Hunger and Poverty

Get state data (pdf files):

Food insecurity between 2011 and 2013

Poverty rate and less than 185% of FPL for all residents in 2012

Poverty rate and less than 185% of FPL for children in 2012

Poverty rate and less than 185% of FPL for counties within states for all residents in 2012 and 2009-2012

Poverty rate and less than 185% of FPL for counties within states for children in 2012 and 2009-2012

The federal nutrition programs lift households out of poverty. Nationally, SNAP lifted 4.9 million people out of poverty in 2012. Learn more about the SNAP effect.

Hunger and poverty affect far too many Americans. Here are some facts:


  • One in seven Americans struggled with hunger in 2013. According to the U.S. Department of Agriculture (USDA) (pdf), more than 49 million Americans lived in households struggling against hunger in 2012. Of them, 15.7 million were children (21.4 percent of all children). Previously, in 2012, 48.9 million Americans lived in food insecure households. The number of people living in households with very low food security – the worst off households – remained steady at 17.1 million in 2012 and 2013.
  • The overall rate of food insecurity has remained virtually unchanged since 2008. Essentially food insecurity spiked at the beginning of the recession, and has stayed elevated ever since. From 2003 to 2007, the annual number of people in food insecure households was in a range of 35.1 million to 38.2 million people. From 2008 to 2013, the range has been 48.8 million to 50.2 million people.

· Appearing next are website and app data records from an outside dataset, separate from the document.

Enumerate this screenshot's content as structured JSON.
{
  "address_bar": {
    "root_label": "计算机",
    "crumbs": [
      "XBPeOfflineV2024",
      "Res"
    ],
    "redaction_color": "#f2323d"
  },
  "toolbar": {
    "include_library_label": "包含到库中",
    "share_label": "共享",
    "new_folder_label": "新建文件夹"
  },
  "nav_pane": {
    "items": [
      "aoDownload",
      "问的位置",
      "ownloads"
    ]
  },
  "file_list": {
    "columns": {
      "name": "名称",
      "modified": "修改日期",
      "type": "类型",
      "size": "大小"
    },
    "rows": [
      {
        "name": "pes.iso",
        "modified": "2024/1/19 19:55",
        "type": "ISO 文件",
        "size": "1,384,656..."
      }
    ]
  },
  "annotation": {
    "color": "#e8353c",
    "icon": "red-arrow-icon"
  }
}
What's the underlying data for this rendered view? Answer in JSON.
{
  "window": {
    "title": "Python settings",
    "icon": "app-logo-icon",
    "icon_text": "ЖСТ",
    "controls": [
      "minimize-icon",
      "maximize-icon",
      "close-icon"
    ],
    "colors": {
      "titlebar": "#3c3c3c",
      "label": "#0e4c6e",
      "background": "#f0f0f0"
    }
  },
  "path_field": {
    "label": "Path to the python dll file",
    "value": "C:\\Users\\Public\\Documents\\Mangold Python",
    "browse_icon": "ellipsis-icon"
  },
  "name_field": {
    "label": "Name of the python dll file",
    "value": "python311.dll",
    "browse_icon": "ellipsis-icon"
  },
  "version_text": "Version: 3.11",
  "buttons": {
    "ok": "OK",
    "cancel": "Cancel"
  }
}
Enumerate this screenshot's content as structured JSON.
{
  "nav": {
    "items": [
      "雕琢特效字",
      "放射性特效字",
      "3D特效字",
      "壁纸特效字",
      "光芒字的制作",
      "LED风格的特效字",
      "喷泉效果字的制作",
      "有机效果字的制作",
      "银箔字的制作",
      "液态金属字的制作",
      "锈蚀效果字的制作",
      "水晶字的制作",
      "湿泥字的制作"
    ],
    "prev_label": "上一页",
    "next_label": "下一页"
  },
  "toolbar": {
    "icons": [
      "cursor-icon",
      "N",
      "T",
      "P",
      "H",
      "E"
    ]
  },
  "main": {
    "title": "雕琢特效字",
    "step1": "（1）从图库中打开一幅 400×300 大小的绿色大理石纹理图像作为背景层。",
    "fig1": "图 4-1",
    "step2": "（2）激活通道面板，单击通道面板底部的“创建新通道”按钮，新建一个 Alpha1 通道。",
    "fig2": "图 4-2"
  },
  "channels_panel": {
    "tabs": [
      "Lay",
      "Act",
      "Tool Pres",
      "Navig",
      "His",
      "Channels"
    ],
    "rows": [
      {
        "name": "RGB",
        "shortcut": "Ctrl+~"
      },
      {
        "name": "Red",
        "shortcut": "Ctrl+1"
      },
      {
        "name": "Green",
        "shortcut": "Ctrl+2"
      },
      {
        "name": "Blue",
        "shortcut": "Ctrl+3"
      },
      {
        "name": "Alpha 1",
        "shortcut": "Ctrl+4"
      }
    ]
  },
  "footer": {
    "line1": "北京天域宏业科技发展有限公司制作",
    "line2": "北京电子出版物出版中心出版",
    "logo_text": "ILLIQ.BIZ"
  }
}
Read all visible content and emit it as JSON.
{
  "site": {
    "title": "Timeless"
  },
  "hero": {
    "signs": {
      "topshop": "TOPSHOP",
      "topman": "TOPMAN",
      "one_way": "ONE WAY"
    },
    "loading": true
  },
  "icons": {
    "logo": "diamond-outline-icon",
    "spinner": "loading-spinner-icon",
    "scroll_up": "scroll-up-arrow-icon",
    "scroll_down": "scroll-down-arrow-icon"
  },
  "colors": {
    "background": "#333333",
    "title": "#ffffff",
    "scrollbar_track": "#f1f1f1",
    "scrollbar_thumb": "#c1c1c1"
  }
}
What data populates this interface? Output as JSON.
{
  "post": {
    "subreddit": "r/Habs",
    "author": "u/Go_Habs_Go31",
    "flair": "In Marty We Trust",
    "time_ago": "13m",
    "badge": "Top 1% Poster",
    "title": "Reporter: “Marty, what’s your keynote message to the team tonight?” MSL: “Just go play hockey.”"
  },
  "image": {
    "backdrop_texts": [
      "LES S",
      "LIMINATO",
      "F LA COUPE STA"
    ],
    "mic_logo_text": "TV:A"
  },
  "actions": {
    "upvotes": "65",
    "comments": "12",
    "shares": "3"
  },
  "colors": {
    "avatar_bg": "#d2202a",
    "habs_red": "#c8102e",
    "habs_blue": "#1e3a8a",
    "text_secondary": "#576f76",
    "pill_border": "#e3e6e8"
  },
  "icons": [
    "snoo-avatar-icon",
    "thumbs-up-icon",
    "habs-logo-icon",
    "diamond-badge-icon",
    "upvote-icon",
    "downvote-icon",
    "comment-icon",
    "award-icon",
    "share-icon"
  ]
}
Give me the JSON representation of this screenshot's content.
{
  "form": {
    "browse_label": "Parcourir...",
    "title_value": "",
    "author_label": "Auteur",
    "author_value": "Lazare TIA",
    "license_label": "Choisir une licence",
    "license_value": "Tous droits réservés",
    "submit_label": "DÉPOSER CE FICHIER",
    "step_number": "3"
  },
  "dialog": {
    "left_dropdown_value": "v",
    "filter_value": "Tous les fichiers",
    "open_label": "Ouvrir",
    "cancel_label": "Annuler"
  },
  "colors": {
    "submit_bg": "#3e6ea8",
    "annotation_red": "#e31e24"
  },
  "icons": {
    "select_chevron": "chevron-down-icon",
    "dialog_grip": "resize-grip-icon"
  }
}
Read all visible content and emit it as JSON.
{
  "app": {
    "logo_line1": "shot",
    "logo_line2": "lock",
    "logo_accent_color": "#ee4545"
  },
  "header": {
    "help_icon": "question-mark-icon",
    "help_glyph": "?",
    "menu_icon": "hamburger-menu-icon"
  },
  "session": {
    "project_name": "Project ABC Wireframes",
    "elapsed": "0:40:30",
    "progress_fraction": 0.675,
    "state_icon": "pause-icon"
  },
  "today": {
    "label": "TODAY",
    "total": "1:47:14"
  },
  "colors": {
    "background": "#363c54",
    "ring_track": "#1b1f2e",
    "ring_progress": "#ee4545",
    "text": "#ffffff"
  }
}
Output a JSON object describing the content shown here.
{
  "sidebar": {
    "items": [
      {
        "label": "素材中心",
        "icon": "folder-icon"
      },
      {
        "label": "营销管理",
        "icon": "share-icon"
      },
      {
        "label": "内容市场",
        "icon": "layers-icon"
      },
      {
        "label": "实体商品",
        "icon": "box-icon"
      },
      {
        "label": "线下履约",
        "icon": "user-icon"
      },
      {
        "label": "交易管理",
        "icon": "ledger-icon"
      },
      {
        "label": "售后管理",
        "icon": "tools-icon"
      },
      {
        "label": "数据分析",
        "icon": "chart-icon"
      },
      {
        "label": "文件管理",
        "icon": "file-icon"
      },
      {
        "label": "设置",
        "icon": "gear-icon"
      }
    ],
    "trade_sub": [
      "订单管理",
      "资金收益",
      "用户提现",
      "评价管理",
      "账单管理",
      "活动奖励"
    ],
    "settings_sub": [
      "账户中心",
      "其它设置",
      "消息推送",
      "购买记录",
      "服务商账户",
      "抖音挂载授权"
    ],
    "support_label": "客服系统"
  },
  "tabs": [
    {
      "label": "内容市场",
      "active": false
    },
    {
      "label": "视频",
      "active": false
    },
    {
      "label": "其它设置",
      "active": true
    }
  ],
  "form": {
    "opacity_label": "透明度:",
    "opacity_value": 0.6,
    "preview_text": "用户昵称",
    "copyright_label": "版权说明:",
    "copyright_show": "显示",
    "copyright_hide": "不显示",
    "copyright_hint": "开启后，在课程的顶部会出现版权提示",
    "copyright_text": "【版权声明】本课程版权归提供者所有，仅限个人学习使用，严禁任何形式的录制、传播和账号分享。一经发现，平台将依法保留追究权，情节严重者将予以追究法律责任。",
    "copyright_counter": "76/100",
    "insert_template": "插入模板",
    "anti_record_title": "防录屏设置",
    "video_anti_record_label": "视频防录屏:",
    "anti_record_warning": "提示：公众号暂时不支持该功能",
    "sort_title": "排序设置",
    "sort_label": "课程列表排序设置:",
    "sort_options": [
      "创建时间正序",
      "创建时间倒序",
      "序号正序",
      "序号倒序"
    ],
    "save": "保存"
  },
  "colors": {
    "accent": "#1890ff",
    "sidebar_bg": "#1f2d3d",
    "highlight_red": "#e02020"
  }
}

  • More than one in six people lived in poverty in 2012. The Census Bureau (pdf) reported that in 2012, 48.7 million people (15.9 percent) lived in poverty, a rate nearly unchanged from the 2011 poverty rate.
  • 99.1 million people, or 32.4 percent of all Americans, lived on less than 185 percent of the federal poverty level in 2012. This means they are income-eligible for most federal nutrition programs, like food stamps and child nutrition programs – assistance which can help them stretch their food dollars and get access to healthy foods.
  • Children continue to have high poverty rates, with 22.6 percent of children under 18 (16.3 million) living in poverty in 2012. 30.5 million (42.1 percent) of all children under 18 lived in families with incomes below 185 percent of the federal poverty level.
  • Not only are there considerable disparities between state poverty rates, but counties within states also show large disparities in 2012. For example, many states have counties with a 15-20 percentage point difference between the lowest and highest poverty rates.